Material to process Block Start

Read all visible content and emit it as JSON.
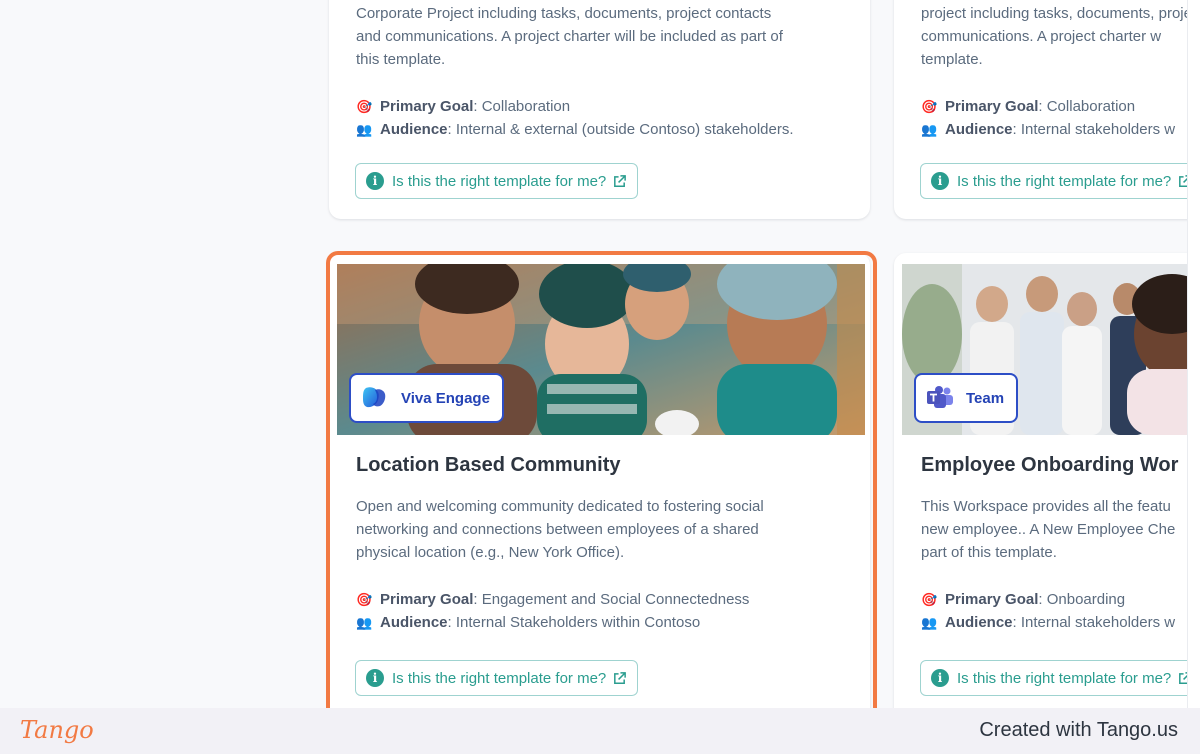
{
  "cards_top": [
    {
      "description_lines": [
        "Corporate Project including tasks, documents, project contacts",
        "and communications. A project charter will be included as part of",
        "this template."
      ],
      "goal_label": "Primary Goal",
      "goal_value": ": Collaboration",
      "audience_label": "Audience",
      "audience_value": ": Internal & external (outside Contoso) stakeholders.",
      "help_label": "Is this the right template for me?"
    },
    {
      "description_lines": [
        "project including tasks, documents, project",
        "communications. A project charter w",
        "template."
      ],
      "goal_label": "Primary Goal",
      "goal_value": ": Collaboration",
      "audience_label": "Audience",
      "audience_value": ": Internal stakeholders w",
      "help_label": "Is this the right template for me?"
    }
  ],
  "cards_bottom": [
    {
      "badge": "Viva Engage",
      "title": "Location Based Community",
      "description_lines": [
        "Open and welcoming community dedicated to fostering social",
        "networking and connections between employees of a shared",
        "physical location (e.g., New York Office)."
      ],
      "goal_label": "Primary Goal",
      "goal_value": ": Engagement and Social Connectedness",
      "audience_label": "Audience",
      "audience_value": ": Internal Stakeholders within Contoso",
      "help_label": "Is this the right template for me?"
    },
    {
      "badge": "Team",
      "title": "Employee Onboarding Wor",
      "description_lines": [
        "This Workspace provides all the featu",
        "new employee.. A New Employee Che",
        "part of this template."
      ],
      "goal_label": "Primary Goal",
      "goal_value": ": Onboarding",
      "audience_label": "Audience",
      "audience_value": ": Internal stakeholders w",
      "help_label": "Is this the right template for me?"
    }
  ],
  "footer": {
    "logo": "Tango",
    "credit": "Created with Tango.us"
  },
  "colors": {
    "highlight": "#f27a43",
    "accent_teal": "#2a9d8f",
    "badge_border": "#2d4ec6"
  }
}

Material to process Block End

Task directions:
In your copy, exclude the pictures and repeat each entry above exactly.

Response to the task:
Read all visible content and emit it as JSON.
{
  "cards_top": [
    {
      "description_lines": [
        "Corporate Project including tasks, documents, project contacts",
        "and communications. A project charter will be included as part of",
        "this template."
      ],
      "goal_label": "Primary Goal",
      "goal_value": ": Collaboration",
      "audience_label": "Audience",
      "audience_value": ": Internal & external (outside Contoso) stakeholders.",
      "help_label": "Is this the right template for me?"
    },
    {
      "description_lines": [
        "project including tasks, documents, project",
        "communications. A project charter w",
        "template."
      ],
      "goal_label": "Primary Goal",
      "goal_value": ": Collaboration",
      "audience_label": "Audience",
      "audience_value": ": Internal stakeholders w",
      "help_label": "Is this the right template for me?"
    }
  ],
  "cards_bottom": [
    {
      "badge": "Viva Engage",
      "title": "Location Based Community",
      "description_lines": [
        "Open and welcoming community dedicated to fostering social",
        "networking and connections between employees of a shared",
        "physical location (e.g., New York Office)."
      ],
      "goal_label": "Primary Goal",
      "goal_value": ": Engagement and Social Connectedness",
      "audience_label": "Audience",
      "audience_value": ": Internal Stakeholders within Contoso",
      "help_label": "Is this the right template for me?"
    },
    {
      "badge": "Team",
      "title": "Employee Onboarding Wor",
      "description_lines": [
        "This Workspace provides all the featu",
        "new employee.. A New Employee Che",
        "part of this template."
      ],
      "goal_label": "Primary Goal",
      "goal_value": ": Onboarding",
      "audience_label": "Audience",
      "audience_value": ": Internal stakeholders w",
      "help_label": "Is this the right template for me?"
    }
  ],
  "footer": {
    "logo": "Tango",
    "credit": "Created with Tango.us"
  },
  "colors": {
    "highlight": "#f27a43",
    "accent_teal": "#2a9d8f",
    "badge_border": "#2d4ec6"
  }
}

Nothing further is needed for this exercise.